Good practice scenario
A lady who had returned to her residential home from hospital following a stroke.
The stroke had severely impaired her verbal communication skills and some of her functional ability on the left side of her body. Prior to her stroke, the lady was fully able to verbally communicate her needs, wishes and preferences; however now it was necessary to establish with her new ways that she could communicate with care and support workers. This included:
- Establishing that she was able to write after she handed a care and support worker a note asking for a cup of tea and making sure there was always a pad of paper and a pen to handy for her.
- Organising a speech and language therapy assessment. During the assessment the lady was shown various aids and she indicated she would like to have an electronic aid to support her with communication. This meant she was able to quickly and effectively communicate with those around her.
- Using the aid to explore with the lady her thoughts and feelings around her recent illness, her change in circumstances and to offer reassurance and identify support.
- Ensuring that the care plan was updated to reflect the new and amended care and support needs.
- Ensuring all of the staff were trained in supporting the lady to use the new communication aid as well as being sensitive to her emotional, social and physical wellbeing.
You are supporting a gentleman who has dementia, who grew up in a time when language that was then common place could be now be seen as unacceptable. His dementia causes him to frequently believe he is an adolescent living in the 1940s during the Second World War. This era is often his reality and he is disturbed by accents which he perceives to be German. You have a new member of staff from an eastern European country and at times, when she is offering care and support to this gentleman, he becomes upset and agitated and uses racist language.
- How would you manage this situation and communicate effectively with the gentleman to calm and reassure him?
- How could you ensure that the dignity of both the gentleman and the staff member is upheld?
- How would you record this individual’s
needs in their person-centred plan?
- What other aspects of communication might need to be considered?
“It’s the little things that matter, a friendly face, a kind word, a smile… some time to talk”
Person who uses services

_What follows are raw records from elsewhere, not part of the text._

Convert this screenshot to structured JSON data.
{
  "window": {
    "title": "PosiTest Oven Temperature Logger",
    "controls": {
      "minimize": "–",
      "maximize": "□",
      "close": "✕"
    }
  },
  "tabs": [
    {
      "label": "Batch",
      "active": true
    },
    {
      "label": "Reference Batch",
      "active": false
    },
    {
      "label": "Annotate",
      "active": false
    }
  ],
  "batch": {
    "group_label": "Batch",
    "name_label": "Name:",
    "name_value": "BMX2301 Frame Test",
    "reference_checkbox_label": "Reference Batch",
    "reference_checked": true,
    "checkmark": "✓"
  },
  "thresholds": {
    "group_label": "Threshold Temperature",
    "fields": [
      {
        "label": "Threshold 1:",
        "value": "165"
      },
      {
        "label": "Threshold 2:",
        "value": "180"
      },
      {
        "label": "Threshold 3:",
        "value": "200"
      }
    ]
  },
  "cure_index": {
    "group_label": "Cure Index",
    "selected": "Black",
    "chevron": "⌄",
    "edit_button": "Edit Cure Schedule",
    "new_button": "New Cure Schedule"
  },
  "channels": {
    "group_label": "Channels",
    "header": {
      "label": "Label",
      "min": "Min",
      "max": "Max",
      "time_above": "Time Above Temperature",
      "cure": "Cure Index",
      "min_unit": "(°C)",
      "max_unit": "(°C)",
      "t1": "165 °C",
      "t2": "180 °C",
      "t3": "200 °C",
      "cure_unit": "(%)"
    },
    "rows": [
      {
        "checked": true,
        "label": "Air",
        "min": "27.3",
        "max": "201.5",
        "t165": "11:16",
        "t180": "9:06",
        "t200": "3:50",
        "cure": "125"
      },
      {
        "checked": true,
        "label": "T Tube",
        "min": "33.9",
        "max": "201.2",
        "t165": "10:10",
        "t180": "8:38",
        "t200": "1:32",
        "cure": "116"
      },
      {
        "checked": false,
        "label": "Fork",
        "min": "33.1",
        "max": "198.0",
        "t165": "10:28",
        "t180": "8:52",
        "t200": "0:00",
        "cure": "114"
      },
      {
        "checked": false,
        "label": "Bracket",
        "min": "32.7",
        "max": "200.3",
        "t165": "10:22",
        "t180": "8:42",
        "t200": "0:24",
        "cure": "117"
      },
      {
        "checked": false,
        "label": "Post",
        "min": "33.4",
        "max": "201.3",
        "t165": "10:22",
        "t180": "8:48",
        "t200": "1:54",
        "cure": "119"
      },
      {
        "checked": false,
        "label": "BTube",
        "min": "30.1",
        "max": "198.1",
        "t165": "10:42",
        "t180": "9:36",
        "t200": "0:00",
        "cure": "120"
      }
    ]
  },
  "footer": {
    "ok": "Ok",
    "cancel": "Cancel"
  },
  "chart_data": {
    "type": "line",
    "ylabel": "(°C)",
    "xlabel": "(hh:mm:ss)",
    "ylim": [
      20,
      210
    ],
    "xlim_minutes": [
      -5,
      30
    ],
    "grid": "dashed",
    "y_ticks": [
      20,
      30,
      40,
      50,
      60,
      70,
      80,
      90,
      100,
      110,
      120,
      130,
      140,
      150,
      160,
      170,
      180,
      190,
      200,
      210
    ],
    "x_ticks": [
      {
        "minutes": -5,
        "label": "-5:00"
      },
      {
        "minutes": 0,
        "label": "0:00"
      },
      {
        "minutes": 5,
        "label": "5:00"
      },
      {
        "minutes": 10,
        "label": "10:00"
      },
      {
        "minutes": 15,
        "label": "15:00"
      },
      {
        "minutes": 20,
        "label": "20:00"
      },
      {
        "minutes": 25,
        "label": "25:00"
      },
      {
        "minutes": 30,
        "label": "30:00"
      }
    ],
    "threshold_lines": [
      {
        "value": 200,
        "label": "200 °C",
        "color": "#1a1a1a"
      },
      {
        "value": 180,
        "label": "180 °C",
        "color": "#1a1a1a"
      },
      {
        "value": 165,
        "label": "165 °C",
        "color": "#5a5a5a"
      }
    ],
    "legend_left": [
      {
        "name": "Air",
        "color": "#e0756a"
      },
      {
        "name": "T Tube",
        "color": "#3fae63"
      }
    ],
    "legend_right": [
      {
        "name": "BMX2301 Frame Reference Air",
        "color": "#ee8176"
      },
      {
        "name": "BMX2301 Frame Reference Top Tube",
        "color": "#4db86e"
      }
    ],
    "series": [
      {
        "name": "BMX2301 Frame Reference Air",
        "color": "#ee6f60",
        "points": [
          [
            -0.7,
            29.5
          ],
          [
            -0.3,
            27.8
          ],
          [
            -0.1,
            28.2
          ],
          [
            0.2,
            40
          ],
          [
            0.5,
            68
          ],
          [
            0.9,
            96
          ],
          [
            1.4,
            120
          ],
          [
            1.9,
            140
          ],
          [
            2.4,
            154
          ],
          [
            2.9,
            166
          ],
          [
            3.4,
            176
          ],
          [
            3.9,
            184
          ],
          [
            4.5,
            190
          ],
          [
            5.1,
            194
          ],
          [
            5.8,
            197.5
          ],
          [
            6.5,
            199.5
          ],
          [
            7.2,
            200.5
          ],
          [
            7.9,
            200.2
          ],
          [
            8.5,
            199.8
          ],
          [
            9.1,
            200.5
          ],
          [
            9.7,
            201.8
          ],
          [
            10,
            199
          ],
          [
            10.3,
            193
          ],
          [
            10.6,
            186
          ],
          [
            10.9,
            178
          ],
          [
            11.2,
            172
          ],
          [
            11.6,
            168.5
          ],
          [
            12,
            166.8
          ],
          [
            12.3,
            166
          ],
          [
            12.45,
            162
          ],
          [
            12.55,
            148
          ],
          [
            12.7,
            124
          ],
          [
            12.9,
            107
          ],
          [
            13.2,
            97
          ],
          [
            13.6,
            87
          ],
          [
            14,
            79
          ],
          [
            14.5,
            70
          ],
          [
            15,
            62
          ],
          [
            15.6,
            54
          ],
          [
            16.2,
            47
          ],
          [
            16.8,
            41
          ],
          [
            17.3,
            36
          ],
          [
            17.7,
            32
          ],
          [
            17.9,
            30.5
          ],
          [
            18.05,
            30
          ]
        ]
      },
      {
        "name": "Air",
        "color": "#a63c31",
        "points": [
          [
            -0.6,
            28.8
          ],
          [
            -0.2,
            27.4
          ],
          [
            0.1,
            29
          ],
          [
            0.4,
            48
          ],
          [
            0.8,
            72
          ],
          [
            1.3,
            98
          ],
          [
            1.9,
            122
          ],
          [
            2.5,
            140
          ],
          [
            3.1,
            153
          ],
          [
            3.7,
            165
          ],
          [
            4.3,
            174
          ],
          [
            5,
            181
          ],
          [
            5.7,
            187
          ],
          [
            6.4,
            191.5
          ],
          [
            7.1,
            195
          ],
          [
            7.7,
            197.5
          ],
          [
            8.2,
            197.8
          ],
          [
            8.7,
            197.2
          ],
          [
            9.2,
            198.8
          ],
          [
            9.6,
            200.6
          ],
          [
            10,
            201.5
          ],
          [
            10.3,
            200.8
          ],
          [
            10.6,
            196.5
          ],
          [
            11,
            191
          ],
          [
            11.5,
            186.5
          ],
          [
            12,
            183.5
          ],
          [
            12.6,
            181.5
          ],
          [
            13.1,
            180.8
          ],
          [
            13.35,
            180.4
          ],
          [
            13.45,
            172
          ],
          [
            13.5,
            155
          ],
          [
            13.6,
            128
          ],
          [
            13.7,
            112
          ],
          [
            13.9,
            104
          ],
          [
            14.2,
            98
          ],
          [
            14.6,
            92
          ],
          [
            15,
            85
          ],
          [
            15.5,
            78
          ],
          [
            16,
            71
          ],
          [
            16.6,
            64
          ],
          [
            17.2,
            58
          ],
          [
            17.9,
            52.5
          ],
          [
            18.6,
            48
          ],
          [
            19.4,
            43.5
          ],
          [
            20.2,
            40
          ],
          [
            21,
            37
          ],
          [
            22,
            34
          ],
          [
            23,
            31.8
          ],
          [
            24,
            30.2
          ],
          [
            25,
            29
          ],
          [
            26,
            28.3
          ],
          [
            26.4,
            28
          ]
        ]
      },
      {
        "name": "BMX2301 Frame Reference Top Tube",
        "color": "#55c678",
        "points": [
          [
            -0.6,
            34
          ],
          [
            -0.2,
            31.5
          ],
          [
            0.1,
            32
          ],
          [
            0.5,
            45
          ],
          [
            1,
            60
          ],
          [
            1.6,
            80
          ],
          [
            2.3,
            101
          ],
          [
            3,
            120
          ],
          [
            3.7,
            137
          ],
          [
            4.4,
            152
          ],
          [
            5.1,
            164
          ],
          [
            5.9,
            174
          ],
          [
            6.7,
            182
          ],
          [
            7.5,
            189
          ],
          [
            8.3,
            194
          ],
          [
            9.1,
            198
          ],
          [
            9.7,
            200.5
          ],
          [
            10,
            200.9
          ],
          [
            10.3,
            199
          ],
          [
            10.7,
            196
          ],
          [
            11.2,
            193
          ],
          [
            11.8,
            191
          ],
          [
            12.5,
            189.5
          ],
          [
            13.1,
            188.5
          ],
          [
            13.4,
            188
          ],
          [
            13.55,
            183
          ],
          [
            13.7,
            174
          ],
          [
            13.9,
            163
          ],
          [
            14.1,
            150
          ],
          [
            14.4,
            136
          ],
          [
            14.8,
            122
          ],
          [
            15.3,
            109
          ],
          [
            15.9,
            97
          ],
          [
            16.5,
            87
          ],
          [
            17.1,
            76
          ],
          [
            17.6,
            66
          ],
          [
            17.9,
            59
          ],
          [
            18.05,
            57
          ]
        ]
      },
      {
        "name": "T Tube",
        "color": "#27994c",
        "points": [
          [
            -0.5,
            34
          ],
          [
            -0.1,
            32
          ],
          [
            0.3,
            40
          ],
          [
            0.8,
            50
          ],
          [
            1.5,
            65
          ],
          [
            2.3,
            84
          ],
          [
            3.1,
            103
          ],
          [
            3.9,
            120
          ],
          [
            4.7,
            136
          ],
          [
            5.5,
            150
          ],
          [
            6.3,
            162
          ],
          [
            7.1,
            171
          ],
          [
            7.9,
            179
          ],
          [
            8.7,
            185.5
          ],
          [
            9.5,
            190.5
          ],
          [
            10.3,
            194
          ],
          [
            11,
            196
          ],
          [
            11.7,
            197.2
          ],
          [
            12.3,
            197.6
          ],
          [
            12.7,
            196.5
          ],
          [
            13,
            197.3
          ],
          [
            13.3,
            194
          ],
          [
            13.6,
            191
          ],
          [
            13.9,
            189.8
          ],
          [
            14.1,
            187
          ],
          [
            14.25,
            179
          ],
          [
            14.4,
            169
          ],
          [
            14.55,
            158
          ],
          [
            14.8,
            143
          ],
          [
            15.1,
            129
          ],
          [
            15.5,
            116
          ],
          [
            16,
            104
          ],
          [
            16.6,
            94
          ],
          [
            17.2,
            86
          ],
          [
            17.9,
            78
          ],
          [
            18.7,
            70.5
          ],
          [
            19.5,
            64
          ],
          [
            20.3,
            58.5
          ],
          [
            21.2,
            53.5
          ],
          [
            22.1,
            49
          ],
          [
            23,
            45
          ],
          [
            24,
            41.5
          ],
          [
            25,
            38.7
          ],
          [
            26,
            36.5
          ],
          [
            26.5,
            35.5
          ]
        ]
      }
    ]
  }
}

“We worked together as a team to get to know Tracey by carefully observing her and reflecting on what was working/not working for her. We recognised that her difficulties in being understood, and understanding what was going on in her life, caused her anxiety and that it was particularly important to Tracey to know who was supporting her and when”
The Willows Team, MacIntyre